He’d rambled until he couldn’t ramble anymore and seemed spent. He’d exhausted yelling “Shut up, you SILLY WOMAN!” during an odd, misplaced poem that compared immigrants to snakes. At another point, a boy interrupted with “We all bleed red” and was dragged out by security as Trump sarcastically called, “Don’t hurt him! Please don’t hurt that person!” and the crowd replied, “Hurt him! / Hurt him!” As he was led to the doors, a small pack of supporters broke off from the throng and followed as if they meant to pummel him just past the exit.

Outside, the lot was filled with more vendors and beyond them cars and trucks with Confederate Flag bumper stickers, decals, license plates, and actual Confederate Flags. In the shadow of one I watched a dad spank his child heatedly, as if the man needed somewhere to focus all his anger.

On everybody’s lips were strange non-sequiturs of hate.

“You can’t trust Latinos. Some maybe, but not most.”

“Immigrants aren’t people, honey.”

“You know them crazy black girls, how they are.”

Sickened, I got in my car and watched in the rearview as a group of college boys tailgated out of their pickup. They’d just finished their beers and were taking turns slamming them on the ground, one of them flinging it at the bumper of a passing car. Next to them another group of college boys wearing the telltale uniform of Southern preppiedom: gingham shirts tucked into thigh-length khaki shorts with braided belts and sockless loafers. Their wavy helmets of Bieberish hair tucked under those generic hats.

That’s when I realized what had been there all along. This campaign, whose success has long been attributed to the forgotten working and middle classes, the so-called Silent Majority, has been, and always will be, an unholy alliance between the Hateful and the Privileged, the former always on a never-ending search for new venues for their poison and the latter enjoying, for the first time since Reagan’s ’80s, an opportunity to get out and step on some necks in public.

I considered the odd pairing and its implications as I left the lot and turned onto Coliseum Boulevard.

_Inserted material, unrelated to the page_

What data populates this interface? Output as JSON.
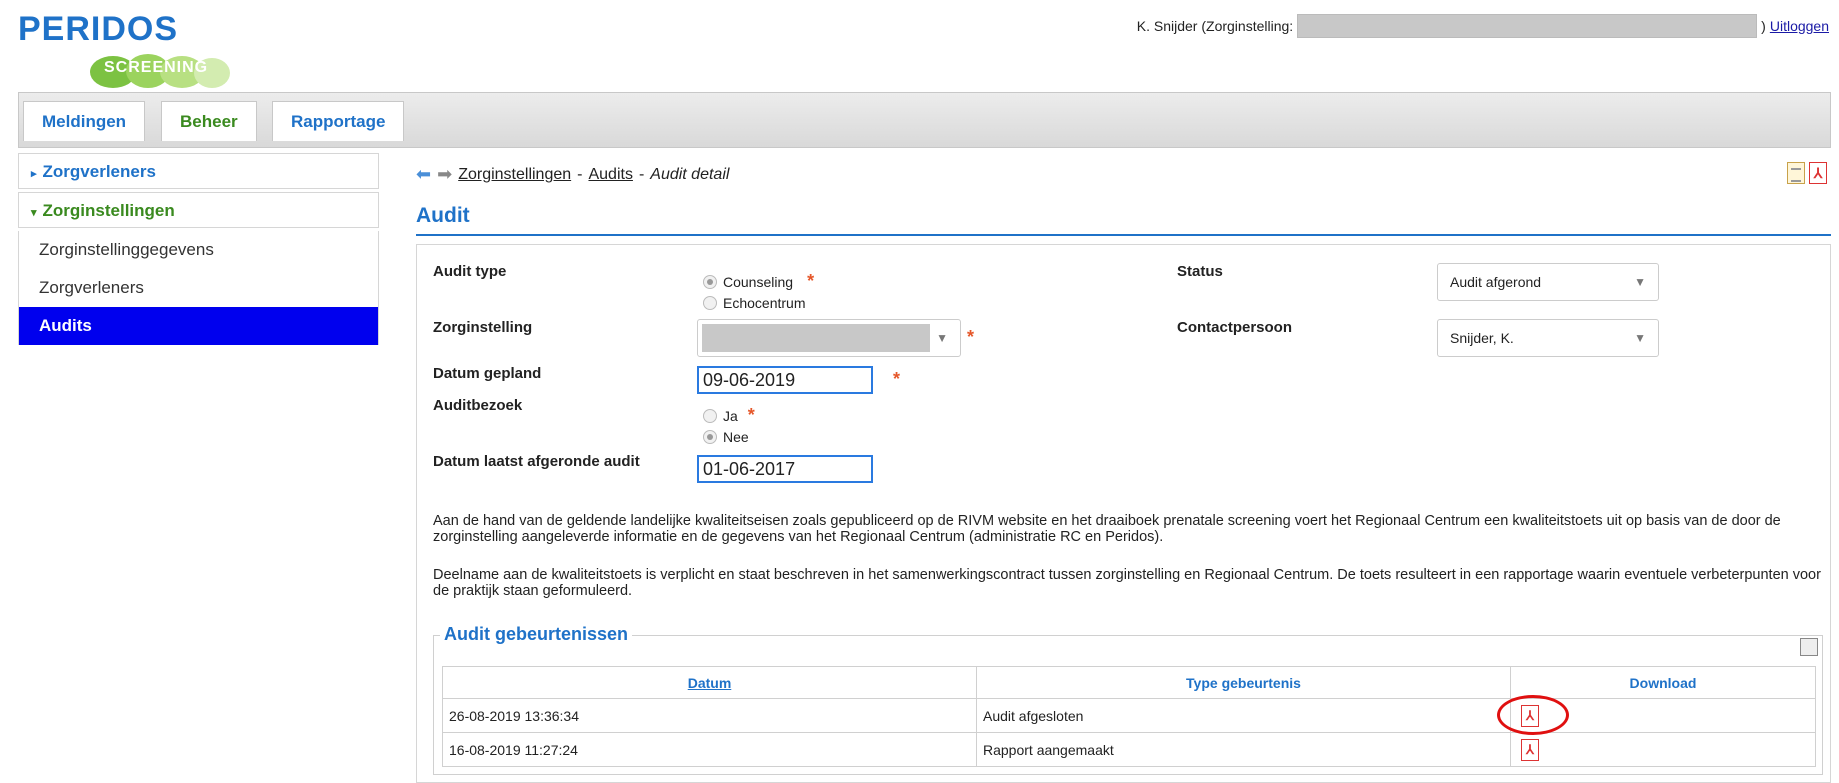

Trump can be defeated, and most likely he will be, but elections cannot cure this disease. It’s always been here and perhaps it always will be. Trump’s narcissistic quest to “Make America Great Again” has only drawn the insects to the surface, and there’s plenty of room to wonder whether he’s driving the movement or if it’s driving him.

There wasn’t much time to mull it over. Parallel to the traffic crawling down US-220 was a green and white sedan, the driver hanging a Mexican flag from his window. “Fuck Trump!” he yelled, succeeding in gaining the ire but failing to earn the attention of the shiny new SUV clogging the lane next to mine. At mind-numbing levels these college boys were playing “I Am a Real American,” the theme music of professional wrestling hero-turned-bigot Hulk Hogan, all while flipping off pedestrians with one hand and flashing Trump yard signs with the other.